I rarely devote much time to the poetry in the New Yorker. Sad to say, if I don’t recognize the poet’s name or the subject matter doesn’t immediately draw me in, I move on. But this poem from last week’s issue grabbed my attention, and I thought it worth sharing. It was written by Nobel Prize-winning poet Czeslaw Milosz, who passed away three weeks ago. If there is no God, Not everything is permitted to man. He is still his brother’s keeper And is not permitted to sadden his brother, By saying that there is no God. –Czeslaw Milosz (Translated, from the Polish, by the author and Robert Hass)
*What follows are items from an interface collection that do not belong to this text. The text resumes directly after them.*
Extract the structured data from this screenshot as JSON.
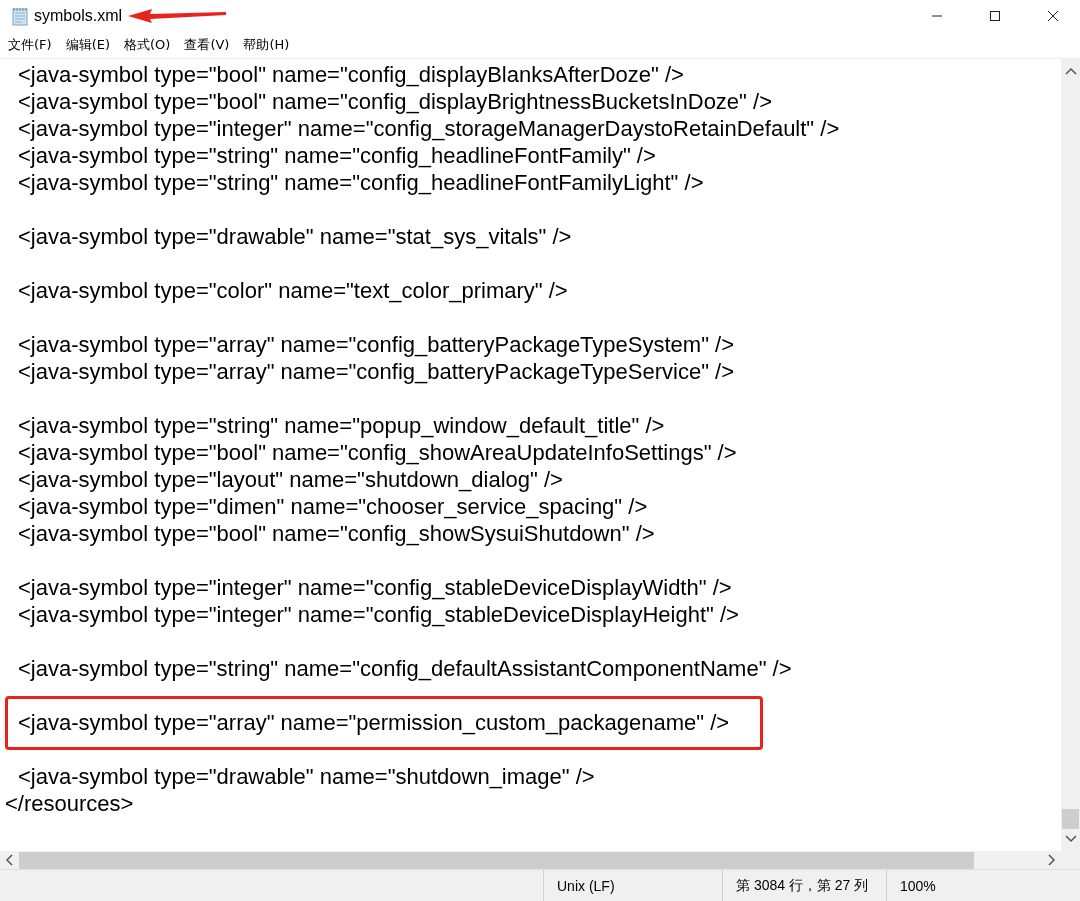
{
  "window": {
    "title": "symbols.xml"
  },
  "menu": [
    "文件(F)",
    "编辑(E)",
    "格式(O)",
    "查看(V)",
    "帮助(H)"
  ],
  "lines": [
    {
      "kind": "code",
      "text": "<java-symbol type=\"bool\" name=\"config_displayBlanksAfterDoze\" />",
      "highlighted": false
    },
    {
      "kind": "code",
      "text": "<java-symbol type=\"bool\" name=\"config_displayBrightnessBucketsInDoze\" />",
      "highlighted": false
    },
    {
      "kind": "code",
      "text": "<java-symbol type=\"integer\" name=\"config_storageManagerDaystoRetainDefault\" />",
      "highlighted": false
    },
    {
      "kind": "code",
      "text": "<java-symbol type=\"string\" name=\"config_headlineFontFamily\" />",
      "highlighted": false
    },
    {
      "kind": "code",
      "text": "<java-symbol type=\"string\" name=\"config_headlineFontFamilyLight\" />",
      "highlighted": false
    },
    {
      "kind": "blank",
      "highlighted": false
    },
    {
      "kind": "code",
      "text": "<java-symbol type=\"drawable\" name=\"stat_sys_vitals\" />",
      "highlighted": false
    },
    {
      "kind": "blank",
      "highlighted": false
    },
    {
      "kind": "code",
      "text": "<java-symbol type=\"color\" name=\"text_color_primary\" />",
      "highlighted": false
    },
    {
      "kind": "blank",
      "highlighted": false
    },
    {
      "kind": "code",
      "text": "<java-symbol type=\"array\" name=\"config_batteryPackageTypeSystem\" />",
      "highlighted": false
    },
    {
      "kind": "code",
      "text": "<java-symbol type=\"array\" name=\"config_batteryPackageTypeService\" />",
      "highlighted": false
    },
    {
      "kind": "blank",
      "highlighted": false
    },
    {
      "kind": "code",
      "text": "<java-symbol type=\"string\" name=\"popup_window_default_title\" />",
      "highlighted": false
    },
    {
      "kind": "code",
      "text": "<java-symbol type=\"bool\" name=\"config_showAreaUpdateInfoSettings\" />",
      "highlighted": false
    },
    {
      "kind": "code",
      "text": "<java-symbol type=\"layout\" name=\"shutdown_dialog\" />",
      "highlighted": false
    },
    {
      "kind": "code",
      "text": "<java-symbol type=\"dimen\" name=\"chooser_service_spacing\" />",
      "highlighted": false
    },
    {
      "kind": "code",
      "text": "<java-symbol type=\"bool\" name=\"config_showSysuiShutdown\" />",
      "highlighted": false
    },
    {
      "kind": "blank",
      "highlighted": false
    },
    {
      "kind": "code",
      "text": "<java-symbol type=\"integer\" name=\"config_stableDeviceDisplayWidth\" />",
      "highlighted": false
    },
    {
      "kind": "code",
      "text": "<java-symbol type=\"integer\" name=\"config_stableDeviceDisplayHeight\" />",
      "highlighted": false
    },
    {
      "kind": "blank",
      "highlighted": false
    },
    {
      "kind": "code",
      "text": "<java-symbol type=\"string\" name=\"config_defaultAssistantComponentName\" />",
      "highlighted": false
    },
    {
      "kind": "blank",
      "highlighted": false
    },
    {
      "kind": "code",
      "text": "<java-symbol type=\"array\" name=\"permission_custom_packagename\" />",
      "highlighted": true
    },
    {
      "kind": "blank",
      "highlighted": false
    },
    {
      "kind": "code",
      "text": "<java-symbol type=\"drawable\" name=\"shutdown_image\" />",
      "highlighted": false
    },
    {
      "kind": "root",
      "text": "</resources>",
      "highlighted": false
    }
  ],
  "status_bar": {
    "line_ending": "Unix (LF)",
    "position": "第 3084 行，第 27 列",
    "zoom": "100%"
  }
}
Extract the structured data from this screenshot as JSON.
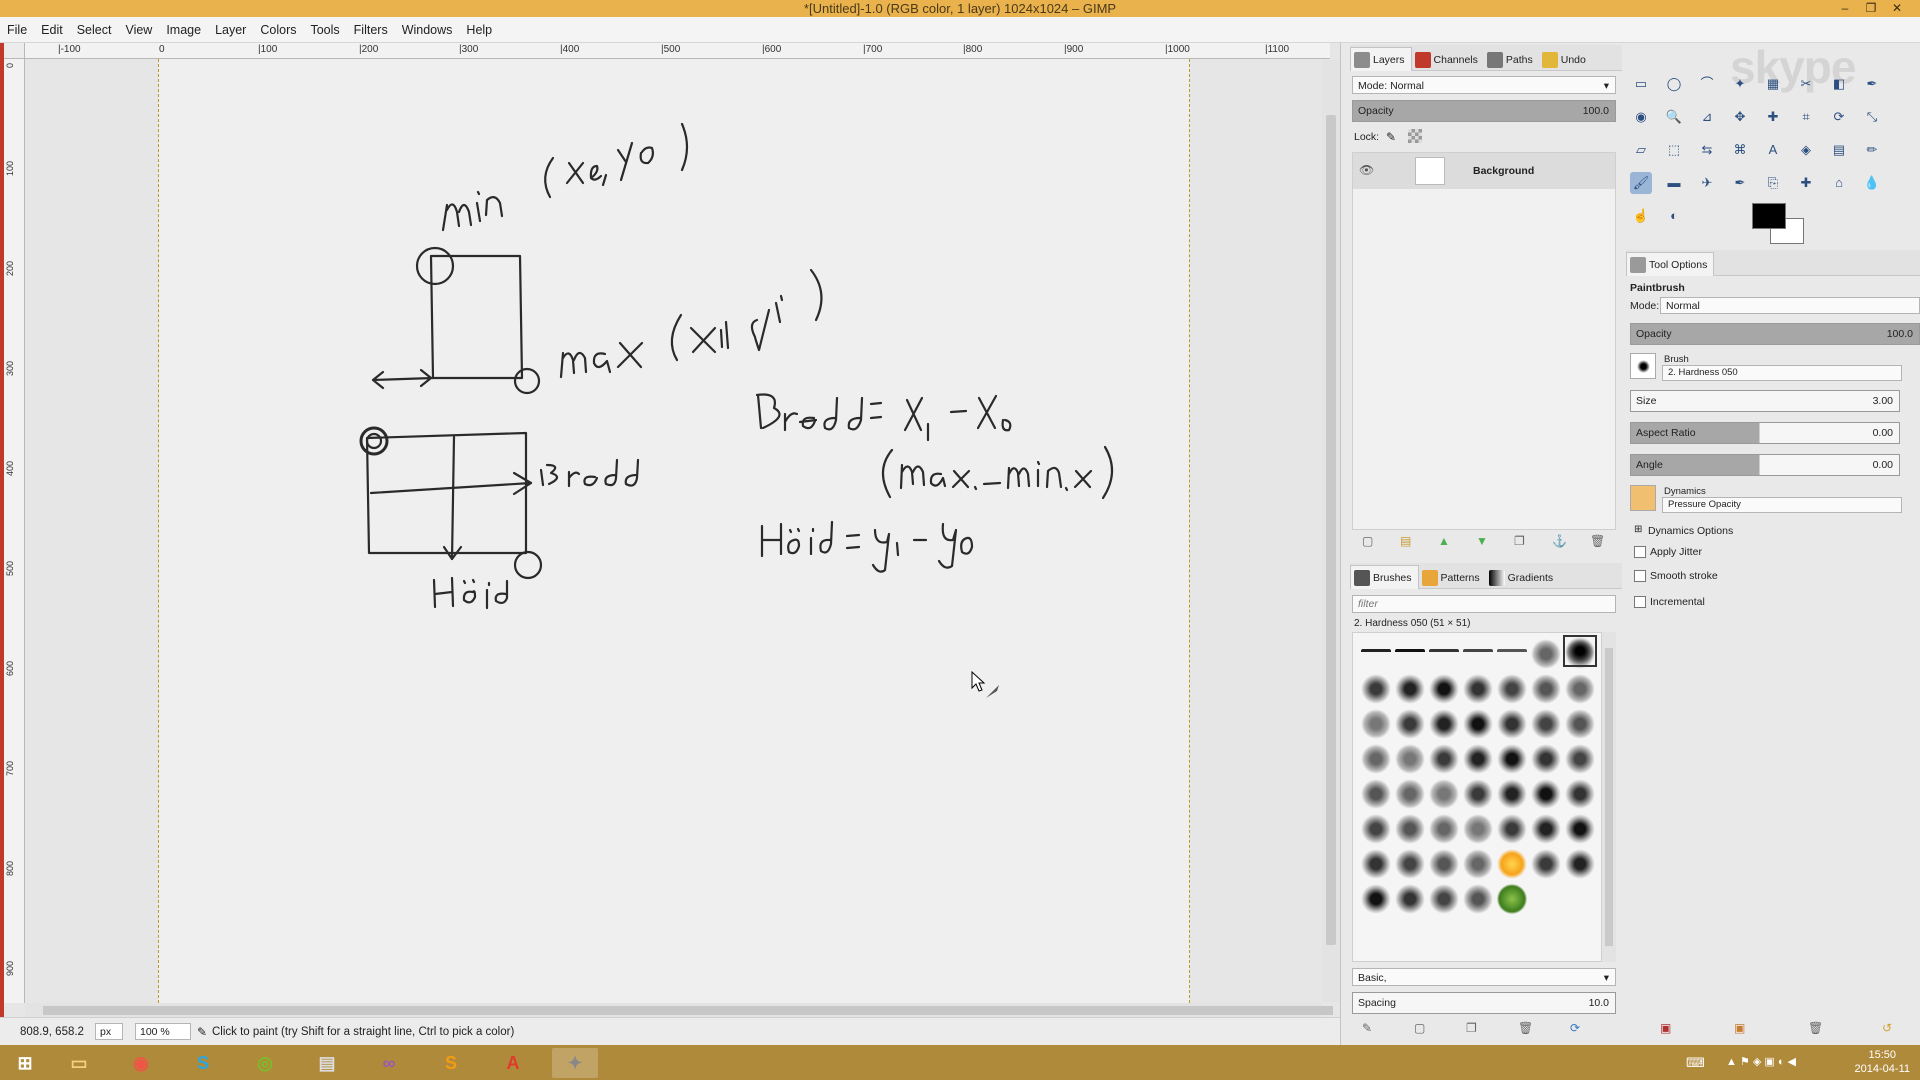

Here is the second half of President Smith’s responses to your questions (for part one, click here). We thank him for his participation and extend our best wishes to both him and Southern Virginia University. 7. If the Church offered to take over SVU and turn it into BYU-Virginia, would the trustees go for it? Or does the institution value its independence from the Church and wish to maintain that independence?
We are pleased to present the first half of our 12 Questions for President Rodney Smith of Southern Virginia University (for part two, click here). For more information on President Smith and SVU, click here. 1. What were the driving forces behind the creation of SVU? Truthfully, SVU was created as a matter of inspiration, not to the church or its leaders but to a few very able and faithful members of the church, who saw the need for a university in the LDS tradition in the East. I encourage you to visit campus and you will come to better understand why I can say this without hesitation. Each day I have been here I have witnessed a miracle that responds to a very real challenge. This may sound a bit unlawyerly of me to speak in this manner, but it is true.
There have been some particularly heavy discussions here lately, so I thought I’d offer up something ultralight. Now I like books as much as the next person, but I’m not one of you bring-a-book-on-a-date-so-I-have-something-to-read-while-she’s-powdering-her-nose guys. I will, however, admit to viewing some 37 movies in the last six months (according to my Netflix records). Anyway, I was ruminating this morning about the best movies about the afterlife.
The Deseret News reports a “profound change” coming to Church administration. Beyond the substance of the changes, I find it somewhat interesting that this article centers on statements from a non-PR Church employee speaking at the Sunstone Symposium. Is this more evidence that the early-90s chill is thawing?
Our omni-benevolent admin and blogger extraordinaire, the “seeker after righteousness,” turns 30 today. All the best, Kaimi. I hope you get some time today with Mardell, Sullivan, Kace and Indigo and not just Cravath, Swaine and Moore.